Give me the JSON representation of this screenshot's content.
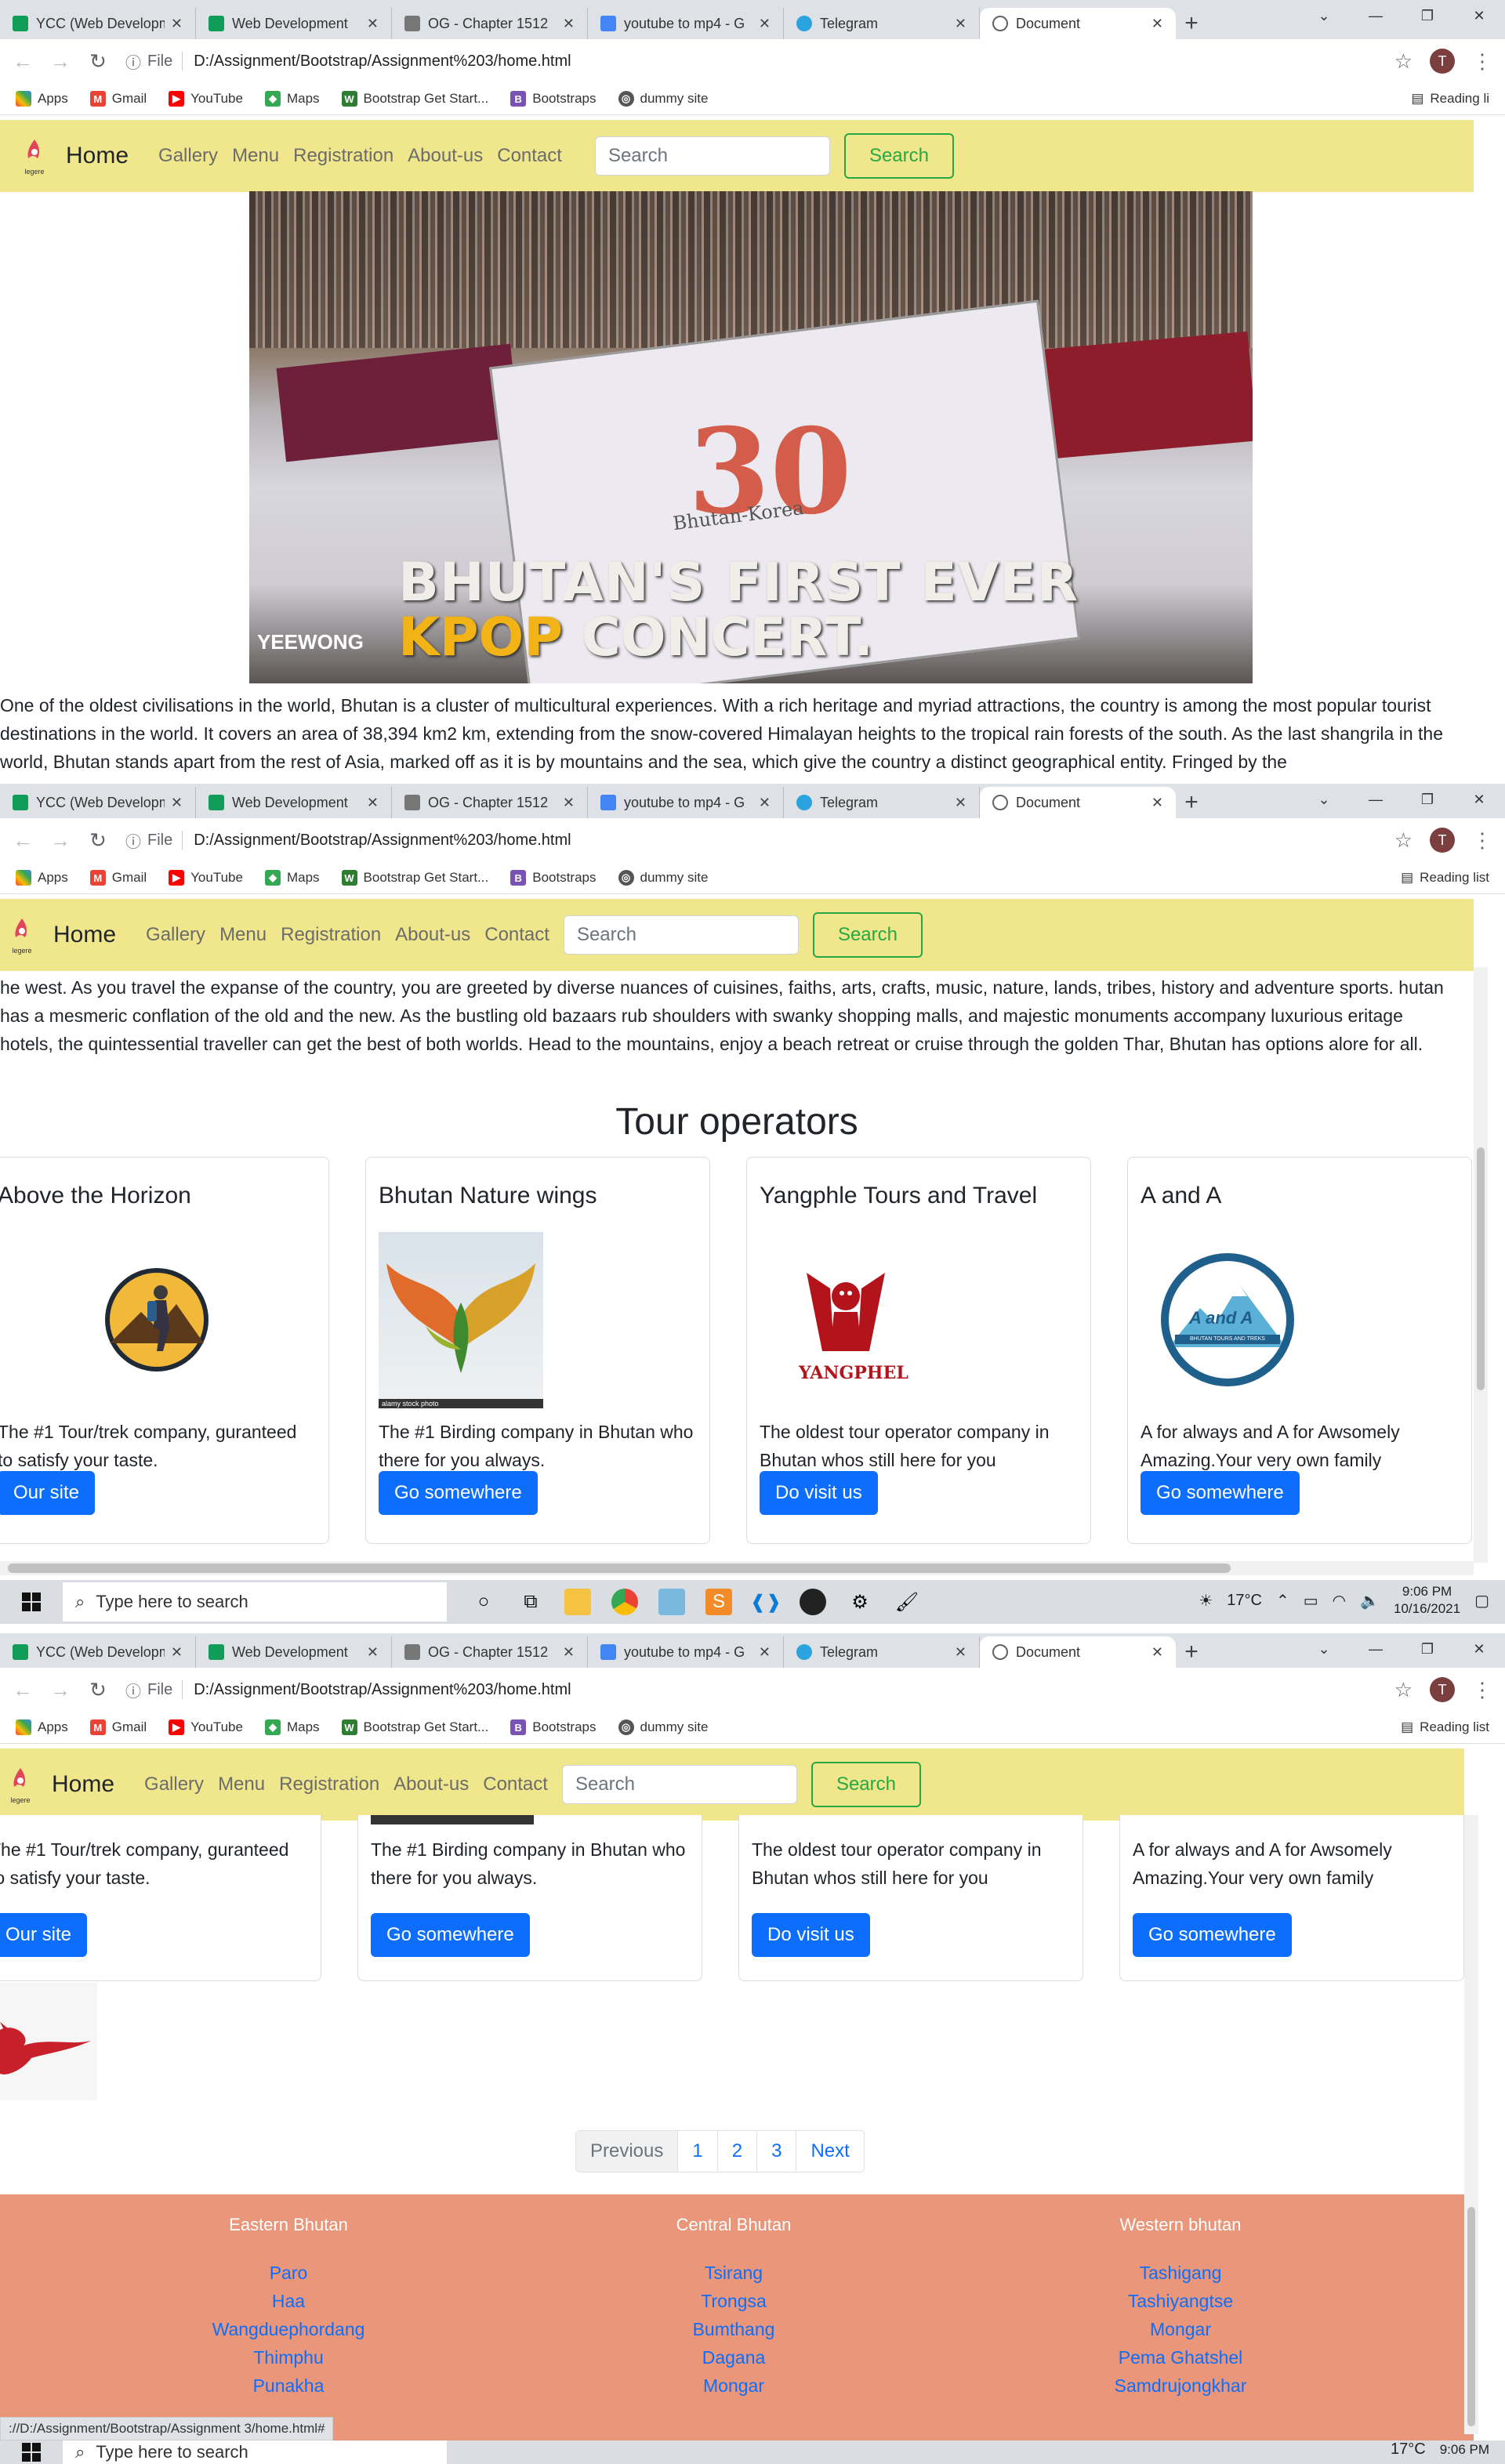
{
  "browser": {
    "tabs": [
      {
        "title": "YCC (Web Developm",
        "icon": "sheets-icon",
        "color": "#0f9d58"
      },
      {
        "title": "Web Development",
        "icon": "sheets-icon",
        "color": "#0f9d58"
      },
      {
        "title": "OG - Chapter 1512",
        "icon": "manga-icon",
        "color": "#555555"
      },
      {
        "title": "youtube to mp4 - G",
        "icon": "google-icon",
        "color": "#4285f4"
      },
      {
        "title": "Telegram",
        "icon": "telegram-icon",
        "color": "#2aa3df"
      },
      {
        "title": "Document",
        "icon": "globe-icon",
        "color": "#5f6368"
      }
    ],
    "address_prefix": "File",
    "address": "D:/Assignment/Bootstrap/Assignment%203/home.html",
    "profile_initial": "T",
    "bookmarks": [
      {
        "label": "Apps",
        "icon": "apps-grid-icon",
        "color": "#ea4335"
      },
      {
        "label": "Gmail",
        "icon": "gmail-icon",
        "color": "#ea4335"
      },
      {
        "label": "YouTube",
        "icon": "youtube-icon",
        "color": "#ff0000"
      },
      {
        "label": "Maps",
        "icon": "maps-icon",
        "color": "#34a853"
      },
      {
        "label": "Bootstrap Get Start...",
        "icon": "w-icon",
        "color": "#2e7d32"
      },
      {
        "label": "Bootstraps",
        "icon": "bootstrap-icon",
        "color": "#7952b3"
      },
      {
        "label": "dummy site",
        "icon": "globe-icon",
        "color": "#555555"
      }
    ],
    "reading_list": "Reading list",
    "reading_list_truncated": "Reading li"
  },
  "navbar": {
    "brand": "Home",
    "logo_text": "legere",
    "links": [
      "Gallery",
      "Menu",
      "Registration",
      "About-us",
      "Contact"
    ],
    "search_placeholder": "Search",
    "search_button": "Search",
    "bg_color": "#f0e68c"
  },
  "hero": {
    "line1": "BHUTAN'S FIRST EVER",
    "line2a": "KPOP",
    "line2b": " CONCERT.",
    "watermark": "YEEWONG",
    "banner_text": "Bhutan-Korea",
    "banner_number": "30"
  },
  "intro": {
    "part1": "One of the oldest civilisations in the world, Bhutan is a cluster of multicultural experiences. With a rich heritage and myriad attractions, the country is among the most popular tourist destinations in the world. It covers an area of 38,394 km2 km, extending from the snow-covered Himalayan heights to the tropical rain forests of the south. As the last shangrila in the world, Bhutan stands apart from the rest of Asia, marked off as it is by mountains and the sea, which give the country a distinct geographical entity. Fringed by the",
    "part2": "he west. As you travel the expanse of the country, you are greeted by diverse nuances of cuisines, faiths, arts, crafts, music, nature, lands, tribes, history and adventure sports. hutan has a mesmeric conflation of the old and the new. As the bustling old bazaars rub shoulders with swanky shopping malls, and majestic monuments accompany luxurious eritage hotels, the quintessential traveller can get the best of both worlds. Head to the mountains, enjoy a beach retreat or cruise through the golden Thar, Bhutan has options alore for all."
  },
  "tour_heading": "Tour operators",
  "cards": [
    {
      "title": "Above the Horizon",
      "text": "The #1 Tour/trek company, guranteed to satisfy your taste.",
      "button": "Our site",
      "image": "hiker-logo"
    },
    {
      "title": "Bhutan Nature wings",
      "text": "The #1 Birding company in Bhutan who there for you always.",
      "button": "Go somewhere",
      "image": "leaf-bird",
      "image_caption": "alamy stock photo"
    },
    {
      "title": "Yangphle Tours and Travel",
      "text": "The oldest tour operator company in Bhutan whos still here for you",
      "button": "Do visit us",
      "image": "yangphel-logo",
      "logo_text": "YANGPHEL"
    },
    {
      "title": "A and A",
      "text": "A for always and A for Awsomely Amazing.Your very own family",
      "button": "Go somewhere",
      "image": "aanda-logo",
      "logo_text": "A and A",
      "logo_sub": "BHUTAN TOURS AND TREKS"
    }
  ],
  "taskbar": {
    "search_placeholder": "Type here to search",
    "temperature": "17°C",
    "time": "9:06 PM",
    "date": "10/16/2021"
  },
  "pagination": {
    "previous": "Previous",
    "pages": [
      "1",
      "2",
      "3"
    ],
    "next": "Next"
  },
  "footer": {
    "bg_color": "#e9967a",
    "columns": [
      {
        "heading": "Eastern Bhutan",
        "links": [
          "Paro",
          "Haa",
          "Wangduephordang",
          "Thimphu",
          "Punakha"
        ]
      },
      {
        "heading": "Central Bhutan",
        "links": [
          "Tsirang",
          "Trongsa",
          "Bumthang",
          "Dagana",
          "Mongar"
        ]
      },
      {
        "heading": "Western bhutan",
        "links": [
          "Tashigang",
          "Tashiyangtse",
          "Mongar",
          "Pema Ghatshel",
          "Samdrujongkhar"
        ]
      }
    ]
  },
  "status_url": "://D:/Assignment/Bootstrap/Assignment 3/home.html#"
}
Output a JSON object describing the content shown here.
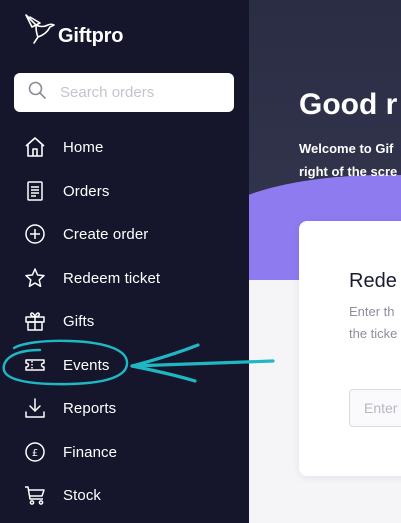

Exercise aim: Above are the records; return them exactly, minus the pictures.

Answer box:
Give me the JSON representation of this screenshot's content.
{
  "browser": {
    "tabs": [
      {
        "title": "YCC (Web Developm",
        "icon": "sheets-icon",
        "color": "#0f9d58"
      },
      {
        "title": "Web Development",
        "icon": "sheets-icon",
        "color": "#0f9d58"
      },
      {
        "title": "OG - Chapter 1512",
        "icon": "manga-icon",
        "color": "#555555"
      },
      {
        "title": "youtube to mp4 - G",
        "icon": "google-icon",
        "color": "#4285f4"
      },
      {
        "title": "Telegram",
        "icon": "telegram-icon",
        "color": "#2aa3df"
      },
      {
        "title": "Document",
        "icon": "globe-icon",
        "color": "#5f6368"
      }
    ],
    "address_prefix": "File",
    "address": "D:/Assignment/Bootstrap/Assignment%203/home.html",
    "profile_initial": "T",
    "bookmarks": [
      {
        "label": "Apps",
        "icon": "apps-grid-icon",
        "color": "#ea4335"
      },
      {
        "label": "Gmail",
        "icon": "gmail-icon",
        "color": "#ea4335"
      },
      {
        "label": "YouTube",
        "icon": "youtube-icon",
        "color": "#ff0000"
      },
      {
        "label": "Maps",
        "icon": "maps-icon",
        "color": "#34a853"
      },
      {
        "label": "Bootstrap Get Start...",
        "icon": "w-icon",
        "color": "#2e7d32"
      },
      {
        "label": "Bootstraps",
        "icon": "bootstrap-icon",
        "color": "#7952b3"
      },
      {
        "label": "dummy site",
        "icon": "globe-icon",
        "color": "#555555"
      }
    ],
    "reading_list": "Reading list",
    "reading_list_truncated": "Reading li"
  },
  "navbar": {
    "brand": "Home",
    "logo_text": "legere",
    "links": [
      "Gallery",
      "Menu",
      "Registration",
      "About-us",
      "Contact"
    ],
    "search_placeholder": "Search",
    "search_button": "Search",
    "bg_color": "#f0e68c"
  },
  "hero": {
    "line1": "BHUTAN'S FIRST EVER",
    "line2a": "KPOP",
    "line2b": " CONCERT.",
    "watermark": "YEEWONG",
    "banner_text": "Bhutan-Korea",
    "banner_number": "30"
  },
  "intro": {
    "part1": "One of the oldest civilisations in the world, Bhutan is a cluster of multicultural experiences. With a rich heritage and myriad attractions, the country is among the most popular tourist destinations in the world. It covers an area of 38,394 km2 km, extending from the snow-covered Himalayan heights to the tropical rain forests of the south. As the last shangrila in the world, Bhutan stands apart from the rest of Asia, marked off as it is by mountains and the sea, which give the country a distinct geographical entity. Fringed by the",
    "part2": "he west. As you travel the expanse of the country, you are greeted by diverse nuances of cuisines, faiths, arts, crafts, music, nature, lands, tribes, history and adventure sports. hutan has a mesmeric conflation of the old and the new. As the bustling old bazaars rub shoulders with swanky shopping malls, and majestic monuments accompany luxurious eritage hotels, the quintessential traveller can get the best of both worlds. Head to the mountains, enjoy a beach retreat or cruise through the golden Thar, Bhutan has options alore for all."
  },
  "tour_heading": "Tour operators",
  "cards": [
    {
      "title": "Above the Horizon",
      "text": "The #1 Tour/trek company, guranteed to satisfy your taste.",
      "button": "Our site",
      "image": "hiker-logo"
    },
    {
      "title": "Bhutan Nature wings",
      "text": "The #1 Birding company in Bhutan who there for you always.",
      "button": "Go somewhere",
      "image": "leaf-bird",
      "image_caption": "alamy stock photo"
    },
    {
      "title": "Yangphle Tours and Travel",
      "text": "The oldest tour operator company in Bhutan whos still here for you",
      "button": "Do visit us",
      "image": "yangphel-logo",
      "logo_text": "YANGPHEL"
    },
    {
      "title": "A and A",
      "text": "A for always and A for Awsomely Amazing.Your very own family",
      "button": "Go somewhere",
      "image": "aanda-logo",
      "logo_text": "A and A",
      "logo_sub": "BHUTAN TOURS AND TREKS"
    }
  ],
  "taskbar": {
    "search_placeholder": "Type here to search",
    "temperature": "17°C",
    "time": "9:06 PM",
    "date": "10/16/2021"
  },
  "pagination": {
    "previous": "Previous",
    "pages": [
      "1",
      "2",
      "3"
    ],
    "next": "Next"
  },
  "footer": {
    "bg_color": "#e9967a",
    "columns": [
      {
        "heading": "Eastern Bhutan",
        "links": [
          "Paro",
          "Haa",
          "Wangduephordang",
          "Thimphu",
          "Punakha"
        ]
      },
      {
        "heading": "Central Bhutan",
        "links": [
          "Tsirang",
          "Trongsa",
          "Bumthang",
          "Dagana",
          "Mongar"
        ]
      },
      {
        "heading": "Western bhutan",
        "links": [
          "Tashigang",
          "Tashiyangtse",
          "Mongar",
          "Pema Ghatshel",
          "Samdrujongkhar"
        ]
      }
    ]
  },
  "status_url": "://D:/Assignment/Bootstrap/Assignment 3/home.html#"
}
Output a JSON object describing the content shown here.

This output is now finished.